In a span of moments that seemed like months, we had become “those people.” You know those people— the ones with the sick kid. The ones with the terminal disease. The ones with “issues.” The ones you don’t get too close to, not because you don’t care but because you don’t want to think about what life would be like if that happened to you. You know, those people.

The worst part is that we were not those people—we were the people who were supposed to “be there” for those people. I went to seminary for crying out loud! I was a professional Christian! We were a family of faith who believed in Jesus and His way of life, and as such we prepared ourselves to counsel those people. We filled our spiritual tool bag with Bible verses and theological sayings. We practiced good eye contact and carried tissues in our pockets to give to someone else. In all of our preparation to be with those people, we never prepared to be those people ourselves.

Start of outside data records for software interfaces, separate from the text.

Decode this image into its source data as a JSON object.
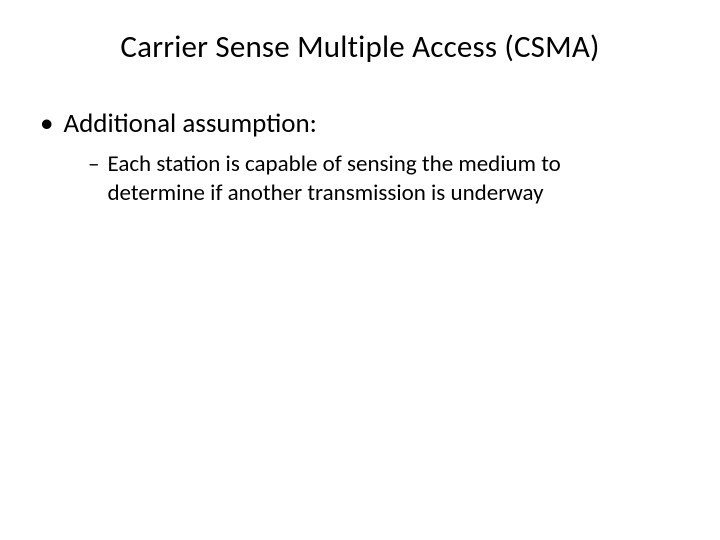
{
  "title": "Carrier Sense Multiple Access (CSMA)",
  "bullets": {
    "level1": {
      "marker": "•",
      "text": "Additional assumption:"
    },
    "level2": {
      "marker": "–",
      "text": "Each station is capable of sensing the medium to determine if another transmission is underway"
    }
  }
}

But I guess nobody ever really does. Nobody is ever prepared for the weight of the words, for the suddenness of this diagnosis. And maybe that’s why nobody really knows the right way to act when you become those people. But when you become those people, some things have to be done. Like, for example, making the phone calls.

Talk about being unequipped. I did not have the skill set to talk to the grandparents. The aunts and uncles. The friends. I didn’t have the emotional equipment. Heck, I didn’t even have the informational equipment. I certainly didn’t have the spiritual equipment, but the calls had to be made, and made they were. At great length I was able to articulate the diagnosis to both sets of our parents. The effort of squeezing those thousand-pound words out of my mouth made me gag several times, but after a long time in the courtyard of the hospital, I walked back inside to join my wife.

 

Beginning

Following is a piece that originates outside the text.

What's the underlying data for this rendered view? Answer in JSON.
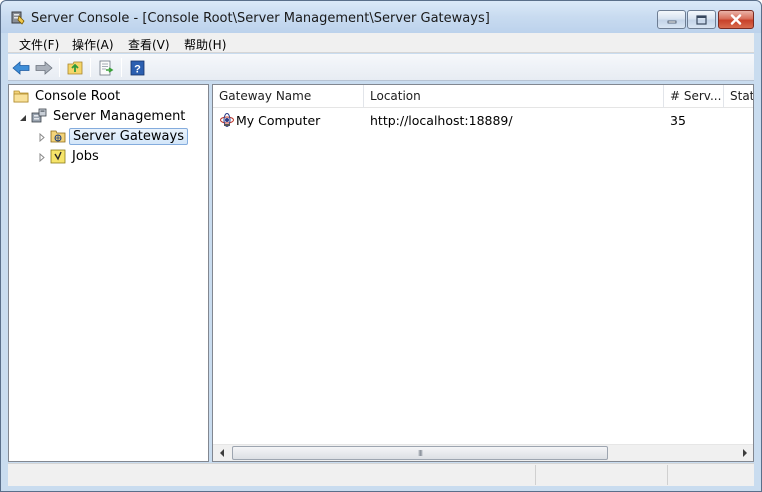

I found her eating pizza. Can you believe it? Freaking pizza! But here’s the thing—she had to eat pizza; when Joshua was diagnosed, Jana was two months pregnant with our second child. I don’t think either one of us realized how hungry we were until the sweet nectar of pork and cheese hit our lips, and we devoured what was in front of us. And then, in the middle of the feast, we started to laugh.

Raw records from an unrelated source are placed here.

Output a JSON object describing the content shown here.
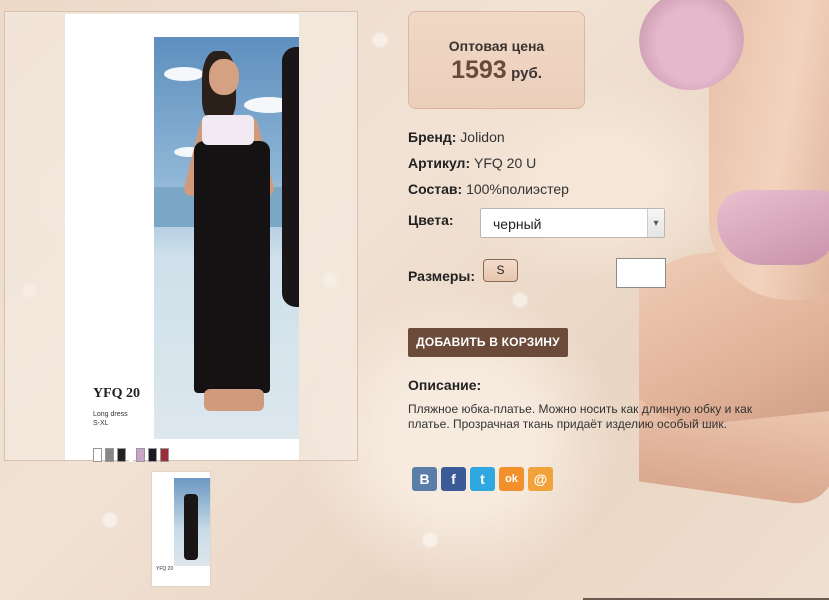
{
  "product": {
    "image": {
      "code": "YFQ 20",
      "caption_line1": "Long dress",
      "caption_line2": "S-XL"
    },
    "thumbnail": {
      "text_line1": "YFQ 20"
    }
  },
  "price": {
    "label": "Оптовая цена",
    "value": "1593",
    "currency": "руб."
  },
  "attributes": {
    "brand_label": "Бренд:",
    "brand_value": "Jolidon",
    "article_label": "Артикул:",
    "article_value": "YFQ 20 U",
    "composition_label": "Состав:",
    "composition_value": "100%полиэстер"
  },
  "colors": {
    "label": "Цвета:",
    "selected": "черный"
  },
  "sizes": {
    "label": "Размеры:",
    "options": [
      "S"
    ]
  },
  "cart": {
    "button_label": "ДОБАВИТЬ В КОРЗИНУ"
  },
  "description": {
    "title": "Описание:",
    "text": "Пляжное юбка-платье. Можно носить как длинную юбку и как платье. Прозрачная ткань придаёт изделию особый шик."
  },
  "share": {
    "vk": "B",
    "fb": "f",
    "tw": "t",
    "ok": "ok",
    "mail": "@"
  },
  "colors_palette": {
    "accent_button": "#6b4a3a",
    "price_value": "#6a4a3a",
    "price_box_bg": "#ebcfbb"
  }
}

Truth be told, I’m not sure what it was that we laughed about, but something was funny and we laughed. And we laughed. Then we laughed more. I quoted a line from Steel Magnolias about laughter through tears; then we laughed at how ridiculous it was that I quoted Steel Magnolias. She made fun of me for my knowledge of chick flicks. I made fun of her for her inability to stop eating pizza.

The pizza helped a lot for some reason. Maybe it was a reminder that some things in life would still be stable and regular, like our need for food that’s bad for us. We would still sleep, still work, still live. And as we settled down a little bit and the initial shock of how life had just changed started to sink in, I had time to start processing some of those questions we were just beginning to have.

What does one do—one who believes in the gospel of Jesus Christ and gets paid for speaking and writing to others about how to do so better—what does someone like that do with news like this? At least in part, I think the right answer is to believe. Have faith. But what I began to realize is that up to that point in my life, faith had largely just been a noun.

Used by permission   Excerpt taken from Wednesdays Were Pretty Normal; A boy, cancer and God /Michael Kelley/c. 2012/B&H Publishing Group

 

michaelkelley.jpgMichael Kelley is a Bible study editor for LifeWay Christian Resources as well as a writer of several books and Bible studies. He is father to Joshua (5), Andi (3), and baby Christian and husband to Jana.